(Task inputs Opens)

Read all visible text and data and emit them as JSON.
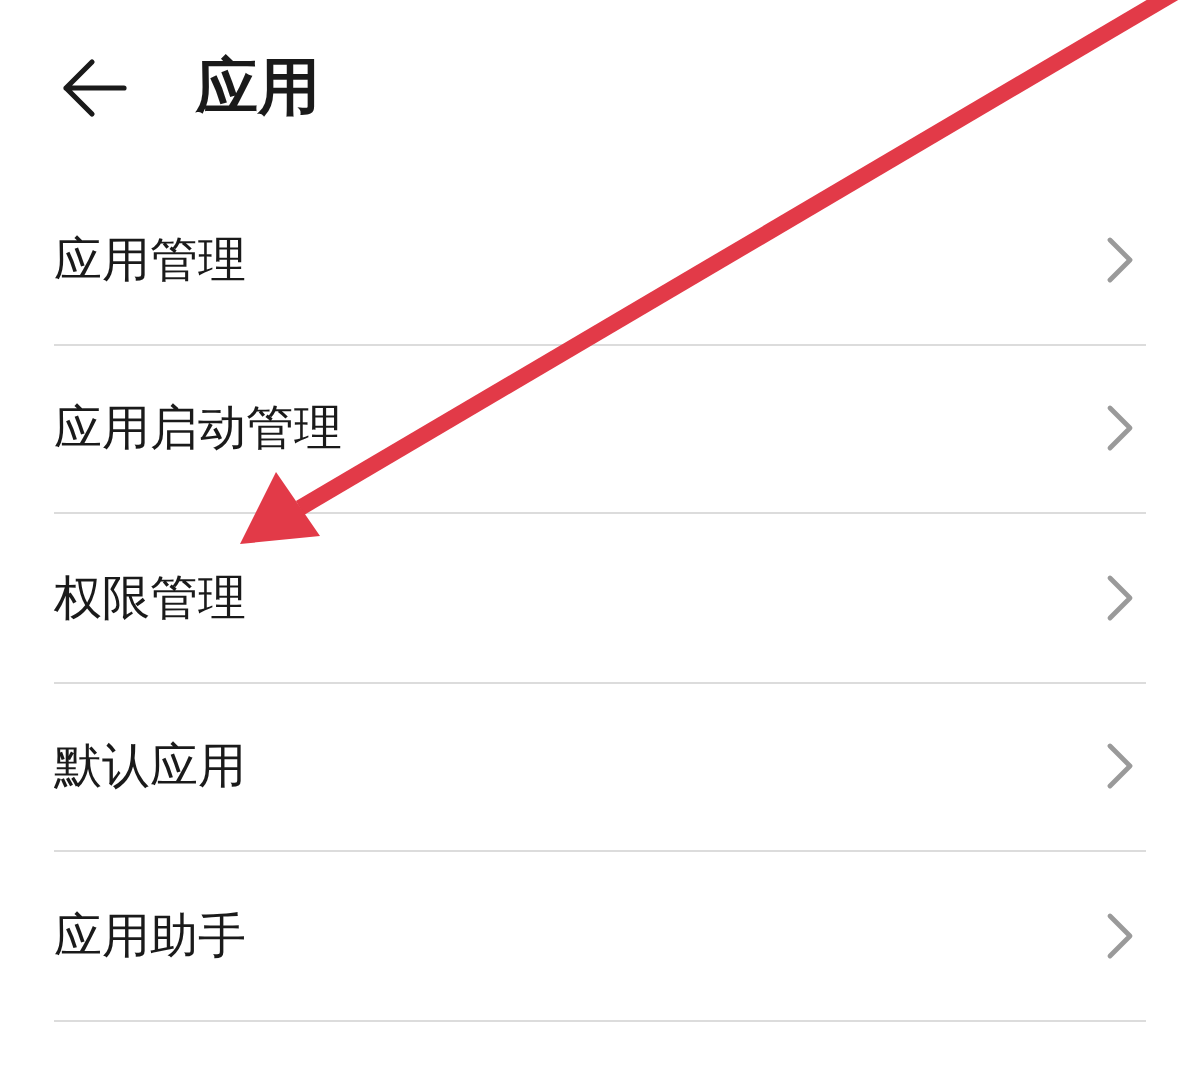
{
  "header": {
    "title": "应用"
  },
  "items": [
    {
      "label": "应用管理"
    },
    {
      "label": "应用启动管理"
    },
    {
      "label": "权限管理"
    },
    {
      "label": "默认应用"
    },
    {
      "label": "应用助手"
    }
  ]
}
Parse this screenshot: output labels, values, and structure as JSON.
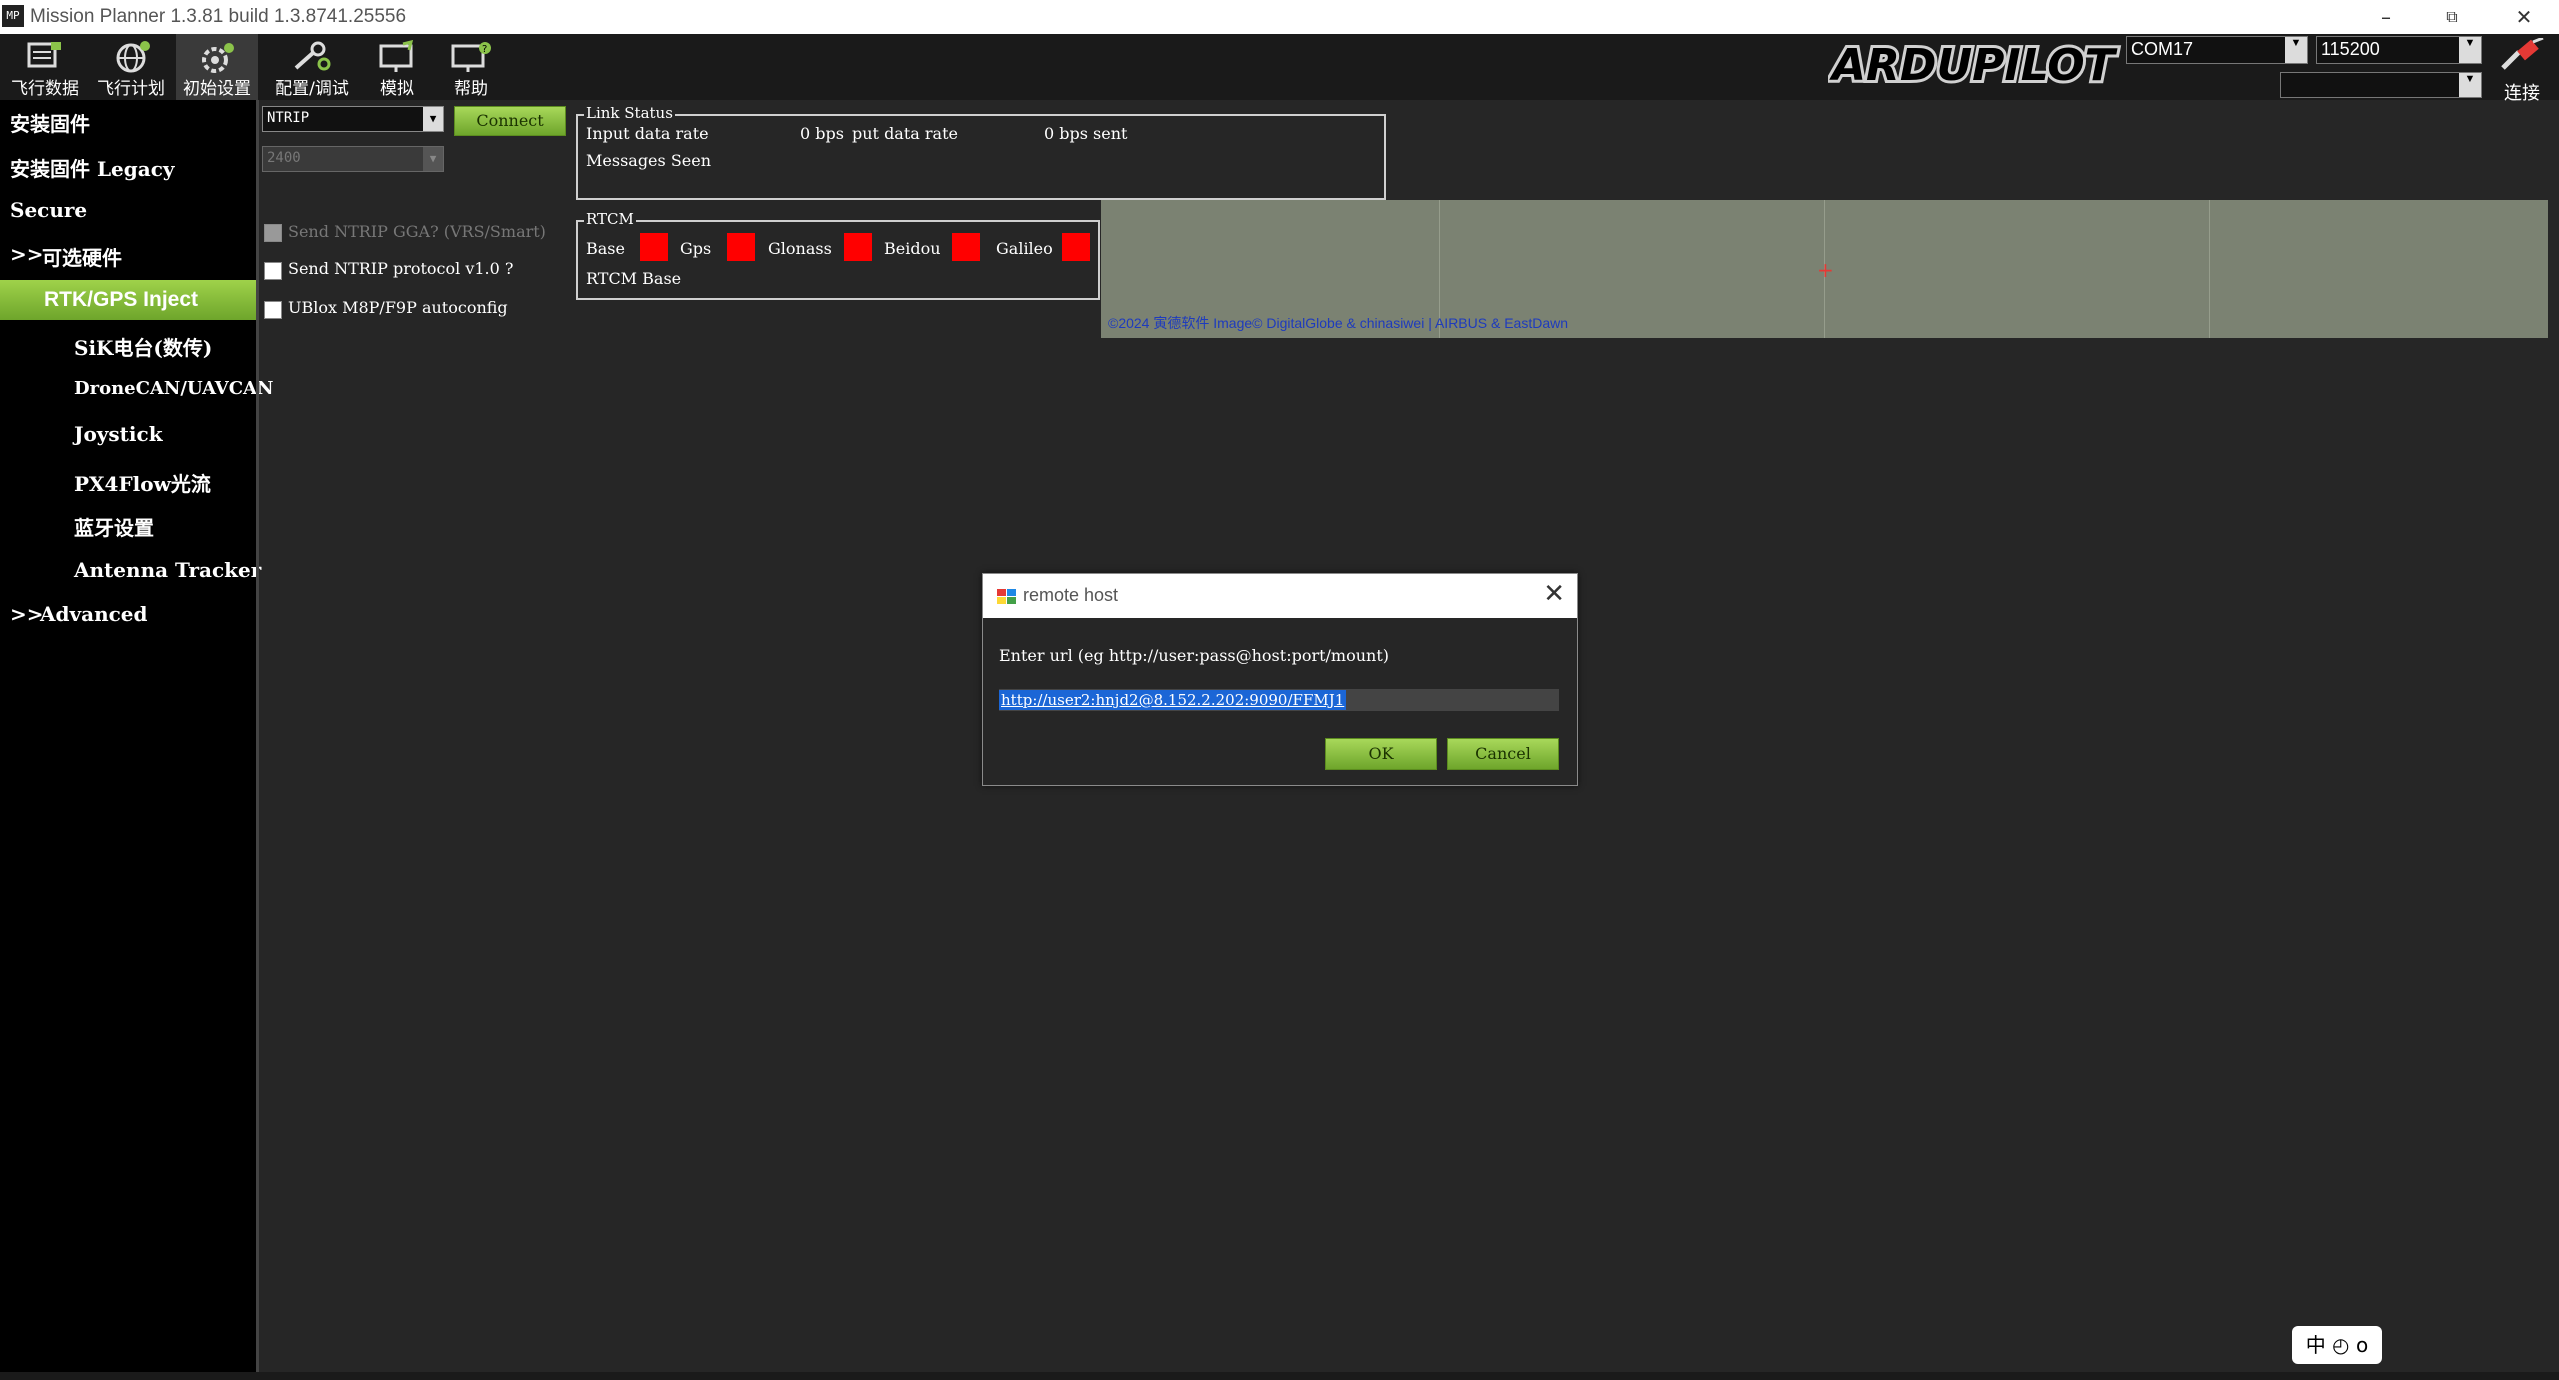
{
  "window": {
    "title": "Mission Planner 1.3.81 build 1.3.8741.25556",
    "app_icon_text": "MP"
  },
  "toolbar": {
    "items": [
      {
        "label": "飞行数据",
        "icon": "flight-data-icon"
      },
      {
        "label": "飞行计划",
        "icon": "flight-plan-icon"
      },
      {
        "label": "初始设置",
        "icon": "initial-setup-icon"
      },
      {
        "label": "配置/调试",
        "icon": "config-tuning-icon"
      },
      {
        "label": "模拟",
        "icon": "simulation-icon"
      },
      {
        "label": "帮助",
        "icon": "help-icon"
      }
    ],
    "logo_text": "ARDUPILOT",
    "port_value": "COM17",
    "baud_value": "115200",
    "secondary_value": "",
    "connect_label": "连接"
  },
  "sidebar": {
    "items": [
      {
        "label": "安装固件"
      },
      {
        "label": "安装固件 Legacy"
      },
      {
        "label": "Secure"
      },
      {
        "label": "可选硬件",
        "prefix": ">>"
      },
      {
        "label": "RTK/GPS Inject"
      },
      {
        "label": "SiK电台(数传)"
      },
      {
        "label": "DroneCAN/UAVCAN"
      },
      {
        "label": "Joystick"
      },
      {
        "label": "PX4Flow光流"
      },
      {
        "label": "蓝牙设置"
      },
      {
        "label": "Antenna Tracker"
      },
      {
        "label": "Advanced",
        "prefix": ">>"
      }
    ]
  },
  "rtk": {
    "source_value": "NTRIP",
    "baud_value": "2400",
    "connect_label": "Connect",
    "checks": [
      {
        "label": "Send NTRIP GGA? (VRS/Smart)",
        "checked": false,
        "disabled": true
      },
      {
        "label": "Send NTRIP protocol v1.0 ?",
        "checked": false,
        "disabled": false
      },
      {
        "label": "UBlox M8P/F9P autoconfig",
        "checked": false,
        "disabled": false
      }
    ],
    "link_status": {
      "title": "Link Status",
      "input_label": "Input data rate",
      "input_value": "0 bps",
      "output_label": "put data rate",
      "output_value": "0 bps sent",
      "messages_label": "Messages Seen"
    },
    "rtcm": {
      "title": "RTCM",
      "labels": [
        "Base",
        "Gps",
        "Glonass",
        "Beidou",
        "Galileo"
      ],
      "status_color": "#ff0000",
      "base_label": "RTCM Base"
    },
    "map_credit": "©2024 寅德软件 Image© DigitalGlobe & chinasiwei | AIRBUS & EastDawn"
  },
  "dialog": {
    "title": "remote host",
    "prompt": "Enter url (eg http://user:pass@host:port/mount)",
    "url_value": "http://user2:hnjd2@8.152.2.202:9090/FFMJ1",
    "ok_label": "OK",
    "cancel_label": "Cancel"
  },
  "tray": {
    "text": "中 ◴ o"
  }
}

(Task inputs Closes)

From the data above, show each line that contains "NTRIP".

§ Output for this task:
    "source_value": "NTRIP",
        "label": "Send NTRIP GGA? (VRS/Smart)",
        "label": "Send NTRIP protocol v1.0 ?",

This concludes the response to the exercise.